> TO DO
Show the lines below where "icon" occurs.

> PROVIDED DATA
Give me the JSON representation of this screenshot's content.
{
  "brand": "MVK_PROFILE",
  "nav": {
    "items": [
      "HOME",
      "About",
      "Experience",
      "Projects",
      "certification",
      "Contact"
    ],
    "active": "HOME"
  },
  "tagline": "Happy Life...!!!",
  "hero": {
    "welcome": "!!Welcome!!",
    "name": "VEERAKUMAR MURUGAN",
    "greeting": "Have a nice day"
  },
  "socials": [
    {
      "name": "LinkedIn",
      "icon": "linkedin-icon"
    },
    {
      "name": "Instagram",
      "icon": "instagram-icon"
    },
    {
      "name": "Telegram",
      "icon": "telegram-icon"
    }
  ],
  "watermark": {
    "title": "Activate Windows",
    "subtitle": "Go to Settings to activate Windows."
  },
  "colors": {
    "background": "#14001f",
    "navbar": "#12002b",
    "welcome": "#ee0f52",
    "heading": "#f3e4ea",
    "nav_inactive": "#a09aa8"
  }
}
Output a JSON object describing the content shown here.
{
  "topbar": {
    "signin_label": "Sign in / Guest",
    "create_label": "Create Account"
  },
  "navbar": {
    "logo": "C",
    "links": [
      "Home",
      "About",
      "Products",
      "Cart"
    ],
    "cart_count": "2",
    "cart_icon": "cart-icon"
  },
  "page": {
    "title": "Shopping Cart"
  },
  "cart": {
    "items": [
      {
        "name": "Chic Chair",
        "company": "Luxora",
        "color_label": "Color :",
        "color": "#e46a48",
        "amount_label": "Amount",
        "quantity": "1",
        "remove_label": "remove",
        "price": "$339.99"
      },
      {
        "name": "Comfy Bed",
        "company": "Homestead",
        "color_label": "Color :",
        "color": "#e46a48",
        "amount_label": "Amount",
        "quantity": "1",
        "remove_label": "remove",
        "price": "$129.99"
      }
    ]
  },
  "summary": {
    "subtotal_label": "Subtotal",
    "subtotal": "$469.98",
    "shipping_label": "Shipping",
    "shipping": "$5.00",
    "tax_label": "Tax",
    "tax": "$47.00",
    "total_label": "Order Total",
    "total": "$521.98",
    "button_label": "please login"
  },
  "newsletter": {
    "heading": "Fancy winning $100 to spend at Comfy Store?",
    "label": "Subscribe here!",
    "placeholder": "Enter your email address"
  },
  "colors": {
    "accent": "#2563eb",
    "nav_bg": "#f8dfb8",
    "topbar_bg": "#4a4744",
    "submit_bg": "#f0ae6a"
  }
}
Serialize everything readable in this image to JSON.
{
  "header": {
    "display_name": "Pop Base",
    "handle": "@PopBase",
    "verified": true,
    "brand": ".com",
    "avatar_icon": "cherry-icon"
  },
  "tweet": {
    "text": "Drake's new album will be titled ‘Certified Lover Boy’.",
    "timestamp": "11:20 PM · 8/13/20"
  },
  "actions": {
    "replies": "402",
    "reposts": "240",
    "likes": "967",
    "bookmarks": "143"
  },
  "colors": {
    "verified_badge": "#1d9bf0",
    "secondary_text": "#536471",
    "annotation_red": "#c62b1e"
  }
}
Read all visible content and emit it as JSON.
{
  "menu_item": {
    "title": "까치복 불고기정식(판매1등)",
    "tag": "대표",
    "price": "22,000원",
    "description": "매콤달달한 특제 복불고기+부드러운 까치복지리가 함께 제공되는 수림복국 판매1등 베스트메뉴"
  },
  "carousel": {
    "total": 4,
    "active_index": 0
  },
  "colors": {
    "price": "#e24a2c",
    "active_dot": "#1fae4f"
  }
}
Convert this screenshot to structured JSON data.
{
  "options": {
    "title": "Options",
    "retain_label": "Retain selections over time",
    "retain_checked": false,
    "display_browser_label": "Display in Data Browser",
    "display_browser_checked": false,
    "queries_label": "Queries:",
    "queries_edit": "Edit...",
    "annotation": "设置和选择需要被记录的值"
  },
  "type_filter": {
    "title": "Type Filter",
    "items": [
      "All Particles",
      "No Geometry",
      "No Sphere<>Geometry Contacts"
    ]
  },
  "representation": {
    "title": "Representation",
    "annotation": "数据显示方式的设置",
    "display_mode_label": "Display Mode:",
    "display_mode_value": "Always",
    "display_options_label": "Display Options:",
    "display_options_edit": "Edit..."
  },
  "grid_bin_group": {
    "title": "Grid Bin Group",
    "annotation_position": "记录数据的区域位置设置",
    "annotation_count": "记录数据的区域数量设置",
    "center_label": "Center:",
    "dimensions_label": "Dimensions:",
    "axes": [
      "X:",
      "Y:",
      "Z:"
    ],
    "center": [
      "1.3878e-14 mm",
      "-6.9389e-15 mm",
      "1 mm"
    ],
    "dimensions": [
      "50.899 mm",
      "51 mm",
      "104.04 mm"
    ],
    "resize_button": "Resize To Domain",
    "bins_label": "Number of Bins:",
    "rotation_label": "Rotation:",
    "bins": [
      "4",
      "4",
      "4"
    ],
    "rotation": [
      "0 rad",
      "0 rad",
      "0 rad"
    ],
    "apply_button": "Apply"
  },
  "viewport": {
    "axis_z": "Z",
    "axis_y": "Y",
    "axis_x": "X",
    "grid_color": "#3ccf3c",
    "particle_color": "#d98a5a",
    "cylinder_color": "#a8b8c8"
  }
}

> SOLVED EXERCISE
      "icon": "linkedin-icon"
      "icon": "instagram-icon"
      "icon": "telegram-icon"
    "cart_icon": "cart-icon"
    "avatar_icon": "cherry-icon"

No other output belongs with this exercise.